Top of Recorded information

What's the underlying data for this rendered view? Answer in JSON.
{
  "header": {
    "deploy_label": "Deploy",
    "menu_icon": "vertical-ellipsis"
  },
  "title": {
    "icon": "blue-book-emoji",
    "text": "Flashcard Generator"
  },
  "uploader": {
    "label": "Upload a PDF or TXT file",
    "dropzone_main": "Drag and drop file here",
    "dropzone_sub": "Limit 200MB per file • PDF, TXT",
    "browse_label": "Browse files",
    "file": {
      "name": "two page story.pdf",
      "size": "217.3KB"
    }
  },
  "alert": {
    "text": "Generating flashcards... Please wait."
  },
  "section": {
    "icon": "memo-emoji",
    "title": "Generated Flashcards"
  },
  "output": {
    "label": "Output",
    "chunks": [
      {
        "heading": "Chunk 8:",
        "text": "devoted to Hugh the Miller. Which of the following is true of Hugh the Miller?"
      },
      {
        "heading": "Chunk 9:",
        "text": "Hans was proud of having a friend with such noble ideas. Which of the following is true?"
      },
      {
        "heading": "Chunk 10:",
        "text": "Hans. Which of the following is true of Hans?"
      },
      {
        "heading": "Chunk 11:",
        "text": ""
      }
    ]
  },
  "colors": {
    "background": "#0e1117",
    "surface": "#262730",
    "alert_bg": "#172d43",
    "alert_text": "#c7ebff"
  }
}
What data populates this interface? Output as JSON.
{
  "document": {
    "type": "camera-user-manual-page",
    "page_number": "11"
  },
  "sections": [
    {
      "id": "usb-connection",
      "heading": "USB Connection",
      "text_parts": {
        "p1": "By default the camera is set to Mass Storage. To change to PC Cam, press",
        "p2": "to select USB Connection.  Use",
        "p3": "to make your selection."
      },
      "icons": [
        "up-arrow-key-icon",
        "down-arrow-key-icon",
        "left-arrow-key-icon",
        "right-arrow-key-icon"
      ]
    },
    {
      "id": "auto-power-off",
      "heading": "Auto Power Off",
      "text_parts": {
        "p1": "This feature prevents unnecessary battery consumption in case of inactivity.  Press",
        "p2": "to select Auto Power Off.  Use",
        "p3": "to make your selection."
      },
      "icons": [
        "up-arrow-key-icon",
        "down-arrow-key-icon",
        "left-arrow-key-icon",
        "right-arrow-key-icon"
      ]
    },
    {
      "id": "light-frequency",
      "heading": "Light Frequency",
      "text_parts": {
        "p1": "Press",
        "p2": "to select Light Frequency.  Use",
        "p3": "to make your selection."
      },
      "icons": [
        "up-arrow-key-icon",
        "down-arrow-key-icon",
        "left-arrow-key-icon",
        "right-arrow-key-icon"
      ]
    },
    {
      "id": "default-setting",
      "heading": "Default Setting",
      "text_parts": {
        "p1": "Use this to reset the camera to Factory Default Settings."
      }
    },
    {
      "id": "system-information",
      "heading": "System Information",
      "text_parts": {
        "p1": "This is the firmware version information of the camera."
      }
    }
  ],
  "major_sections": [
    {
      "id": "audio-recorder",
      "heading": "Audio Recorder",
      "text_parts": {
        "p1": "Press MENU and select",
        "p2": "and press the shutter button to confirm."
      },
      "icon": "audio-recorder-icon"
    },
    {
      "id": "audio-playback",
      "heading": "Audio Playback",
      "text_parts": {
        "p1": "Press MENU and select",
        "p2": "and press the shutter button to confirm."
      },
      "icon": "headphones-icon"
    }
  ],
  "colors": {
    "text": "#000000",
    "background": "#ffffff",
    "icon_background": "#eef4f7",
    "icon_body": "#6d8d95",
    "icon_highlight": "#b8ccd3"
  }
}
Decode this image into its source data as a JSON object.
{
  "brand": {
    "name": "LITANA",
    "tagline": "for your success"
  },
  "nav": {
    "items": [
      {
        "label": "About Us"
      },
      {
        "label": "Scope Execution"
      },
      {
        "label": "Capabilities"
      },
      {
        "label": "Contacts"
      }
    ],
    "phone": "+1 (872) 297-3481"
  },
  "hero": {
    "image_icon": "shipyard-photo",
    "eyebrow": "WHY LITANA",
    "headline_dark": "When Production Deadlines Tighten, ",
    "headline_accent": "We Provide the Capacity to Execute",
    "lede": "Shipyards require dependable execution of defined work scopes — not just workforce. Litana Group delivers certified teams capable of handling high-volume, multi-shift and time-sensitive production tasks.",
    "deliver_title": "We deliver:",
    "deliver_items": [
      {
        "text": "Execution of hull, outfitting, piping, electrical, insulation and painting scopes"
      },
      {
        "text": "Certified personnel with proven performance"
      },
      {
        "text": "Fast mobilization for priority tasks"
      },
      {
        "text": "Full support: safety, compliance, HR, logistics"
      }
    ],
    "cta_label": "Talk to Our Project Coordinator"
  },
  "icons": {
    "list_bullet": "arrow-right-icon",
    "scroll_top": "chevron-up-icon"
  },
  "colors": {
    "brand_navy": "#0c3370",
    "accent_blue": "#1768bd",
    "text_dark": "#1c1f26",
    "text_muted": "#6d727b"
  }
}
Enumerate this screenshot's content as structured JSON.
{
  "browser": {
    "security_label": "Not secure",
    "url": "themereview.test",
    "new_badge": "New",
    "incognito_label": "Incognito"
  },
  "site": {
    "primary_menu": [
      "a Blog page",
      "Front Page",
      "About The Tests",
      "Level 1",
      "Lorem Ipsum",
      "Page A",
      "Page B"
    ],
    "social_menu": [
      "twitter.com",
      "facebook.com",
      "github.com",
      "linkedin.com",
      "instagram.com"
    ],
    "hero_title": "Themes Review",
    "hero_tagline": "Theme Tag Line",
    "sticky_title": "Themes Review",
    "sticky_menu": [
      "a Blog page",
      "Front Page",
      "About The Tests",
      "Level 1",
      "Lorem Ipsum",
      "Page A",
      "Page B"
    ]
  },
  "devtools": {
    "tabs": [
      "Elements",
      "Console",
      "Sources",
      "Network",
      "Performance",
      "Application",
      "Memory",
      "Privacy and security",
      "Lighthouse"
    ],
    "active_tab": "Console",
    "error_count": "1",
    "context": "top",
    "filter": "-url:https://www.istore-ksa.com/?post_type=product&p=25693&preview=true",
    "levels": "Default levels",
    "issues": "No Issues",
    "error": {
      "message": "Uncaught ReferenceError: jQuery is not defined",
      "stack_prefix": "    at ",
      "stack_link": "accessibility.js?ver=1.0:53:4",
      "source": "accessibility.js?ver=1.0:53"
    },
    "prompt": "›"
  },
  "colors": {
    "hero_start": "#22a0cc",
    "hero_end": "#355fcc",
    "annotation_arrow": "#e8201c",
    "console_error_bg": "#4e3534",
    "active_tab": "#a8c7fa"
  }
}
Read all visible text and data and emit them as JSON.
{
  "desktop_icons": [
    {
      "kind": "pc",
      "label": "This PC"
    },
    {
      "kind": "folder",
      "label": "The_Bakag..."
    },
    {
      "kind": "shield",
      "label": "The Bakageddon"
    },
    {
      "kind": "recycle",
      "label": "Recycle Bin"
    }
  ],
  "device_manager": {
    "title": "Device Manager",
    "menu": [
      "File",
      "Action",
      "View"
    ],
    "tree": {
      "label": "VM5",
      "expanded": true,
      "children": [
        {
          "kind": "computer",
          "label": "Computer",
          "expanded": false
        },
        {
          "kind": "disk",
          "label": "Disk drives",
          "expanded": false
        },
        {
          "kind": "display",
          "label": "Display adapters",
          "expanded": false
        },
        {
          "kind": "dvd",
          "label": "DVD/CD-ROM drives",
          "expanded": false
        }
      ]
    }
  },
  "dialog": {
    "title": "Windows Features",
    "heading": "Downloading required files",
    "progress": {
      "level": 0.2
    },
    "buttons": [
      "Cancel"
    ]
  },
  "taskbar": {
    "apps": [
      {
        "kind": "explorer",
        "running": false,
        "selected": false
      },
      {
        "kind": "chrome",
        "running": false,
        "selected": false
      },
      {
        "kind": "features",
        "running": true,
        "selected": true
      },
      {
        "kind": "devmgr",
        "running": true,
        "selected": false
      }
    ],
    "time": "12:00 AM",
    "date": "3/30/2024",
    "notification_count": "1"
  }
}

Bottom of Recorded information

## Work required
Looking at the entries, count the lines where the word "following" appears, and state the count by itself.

## Your solution
3